"It is my aim in this book to define the meaning of the social sciences for the cultural tasks of our time. I want to specify the kinds of effort that lie behind the development of the sociological imagination; to indicate its implications for political as well as for cultural life."
The first chapter of this book is "The Promise" and in it Mills takes his stand with the great tradition of the Enlightenment and the idea of liberation by learning. For Mills, the promise is that cultivation of the sociological imagination may enable people to place personal worries and concerns in the larger social and historical context, and thus to think more effectively about them.
Chapters on Grand Theory and Abstracted Empiricism show how the understanding of social processes is impeded by immersion in certain types of theory and in narrow-minded "nomal science". Other chapters explore the many and varied ways that the critical and probing "sociological imagination" can be subverted or frustrated. His description of the Machieavellian tactics employed by academics to sideline rivals is especially revealing (for example, have a potentially dangerous book reviewed by a junior member of a hostile faction). His comments on the function of professional associations and conferences are equally deadly.
The fatal flaw of the book is Mill's Marxism and lack of understanding of economics, exemplified by his dismissive reference to people who could not see the value of the New Deal. The author's theoretical and ideological stance is not explicitly articulated but was clearly in the rational and humanistic Marxist tradition. He yearned for a viable alternative to liberalism and Marxism as he saw them in the 1950s but he clearly did not perceive classical liberalism as a candidate that was worthy of mention. It seems that classical, non-socialist liberals were so thin on the ground during his lifetime that he did not see any need to engage with them. That is a major weakness and it prevented Mills, and this book, from reaching the full extent of insight and understanding that his scholarship, his integrity and his industry should have permitted.
The Appendix on Intellectual Craftmanship is worth reading every few years to keep focussed for effective reading, thinking and writing. The remainder of this review consists of extracts from the appendix to convey some of its flavour.

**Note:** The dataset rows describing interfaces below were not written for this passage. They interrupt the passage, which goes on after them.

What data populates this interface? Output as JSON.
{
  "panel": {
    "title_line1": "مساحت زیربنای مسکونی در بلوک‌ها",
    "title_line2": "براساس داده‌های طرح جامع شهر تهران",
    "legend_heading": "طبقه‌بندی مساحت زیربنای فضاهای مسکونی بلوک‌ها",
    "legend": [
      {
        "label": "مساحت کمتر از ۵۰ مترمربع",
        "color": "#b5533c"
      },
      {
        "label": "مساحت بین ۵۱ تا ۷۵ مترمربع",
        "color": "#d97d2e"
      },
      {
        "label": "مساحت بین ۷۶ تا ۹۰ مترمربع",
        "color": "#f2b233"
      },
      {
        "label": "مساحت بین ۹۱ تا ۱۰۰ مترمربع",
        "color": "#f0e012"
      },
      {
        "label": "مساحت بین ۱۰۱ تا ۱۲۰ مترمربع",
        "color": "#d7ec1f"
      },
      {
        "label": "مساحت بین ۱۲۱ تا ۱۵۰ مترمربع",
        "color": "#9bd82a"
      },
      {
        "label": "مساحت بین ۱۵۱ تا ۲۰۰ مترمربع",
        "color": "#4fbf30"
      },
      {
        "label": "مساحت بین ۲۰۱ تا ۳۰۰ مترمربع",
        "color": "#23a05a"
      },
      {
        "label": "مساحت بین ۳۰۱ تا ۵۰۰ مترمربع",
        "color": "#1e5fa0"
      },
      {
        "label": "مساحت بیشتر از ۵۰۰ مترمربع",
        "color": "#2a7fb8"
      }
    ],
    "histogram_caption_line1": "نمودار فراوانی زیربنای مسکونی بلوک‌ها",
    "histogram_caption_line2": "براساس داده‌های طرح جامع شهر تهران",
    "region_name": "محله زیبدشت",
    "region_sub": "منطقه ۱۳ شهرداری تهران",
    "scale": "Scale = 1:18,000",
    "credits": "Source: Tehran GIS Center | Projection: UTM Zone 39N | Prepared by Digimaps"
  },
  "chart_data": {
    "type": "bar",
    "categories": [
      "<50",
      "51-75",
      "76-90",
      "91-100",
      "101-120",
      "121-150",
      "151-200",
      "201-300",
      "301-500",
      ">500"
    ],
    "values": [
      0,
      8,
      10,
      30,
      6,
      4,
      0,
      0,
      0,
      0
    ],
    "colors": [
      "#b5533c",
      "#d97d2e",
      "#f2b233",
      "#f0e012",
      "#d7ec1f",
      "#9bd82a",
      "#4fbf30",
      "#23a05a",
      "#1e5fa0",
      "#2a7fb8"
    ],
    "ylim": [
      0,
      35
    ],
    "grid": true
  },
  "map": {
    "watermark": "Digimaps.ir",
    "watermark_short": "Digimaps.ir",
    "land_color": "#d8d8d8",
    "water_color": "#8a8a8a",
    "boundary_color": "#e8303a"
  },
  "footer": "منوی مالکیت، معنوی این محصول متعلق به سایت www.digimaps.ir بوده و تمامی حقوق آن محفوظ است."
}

"It is best to begin, I think, by reminding you, the beginning student, that the most admirable thinkers within the scholarly community you have chosen to join do not split their work from their lives.They seem to take both too seriously to allow such dissociation, and they want to use each for the enrichment of the other."
"You must set up a file, which is, I suppose, a sociologist's way of saying: keep a journal...In such a file as I am going to describe, there is joined personal experience and professional activities, studies under way and studies planned..."
"One of the very worst things that happens to social scientists is that they feel the need to write of their 'plans' on only one occasion: when they are going to ask for money for a specific piece of research or 'a project'. It is as a request for funds that most 'planning' is done, or at least written carefully about. However standard the practice, I think this very bad: it is bound in some degree to be salesmanship, and, given prevailing expectations, very likely to result in painstaking pretensions; the project is lilely to be presented', rounded out in some arbitrary manner long before it ought to be; it is often a contrived thing, aimed at getting the money for ulterior purposes, however valuable, as well as for the research presented."
"Any working social scientist who is well on his way ought at all times to have so many plans, that is to say ideas, that the question is always, which of them am I, ought I, to work on next. And he should keep a special file for his master agenda, which he writes and rewrites just for himself and perhaps for discussion with friends. From time to time he ought to review this very carefully and purposefully, and sometimes too, when he is relaxed."
"Any such procedure is one of the indispensable means by which your intellectual enterprise is kept oriented and under control...In [a vigorous and free intellectual community]...there would be interludes of discussion among individuals about future work. Three kinds of interludes - on problems, methods, theory - ought to come out of the work of social scientists and lead into it again: they should be shaped by work-in-progress and to some extend guide their work. It is for such interludes that a professional association finds its intellectual reason for being."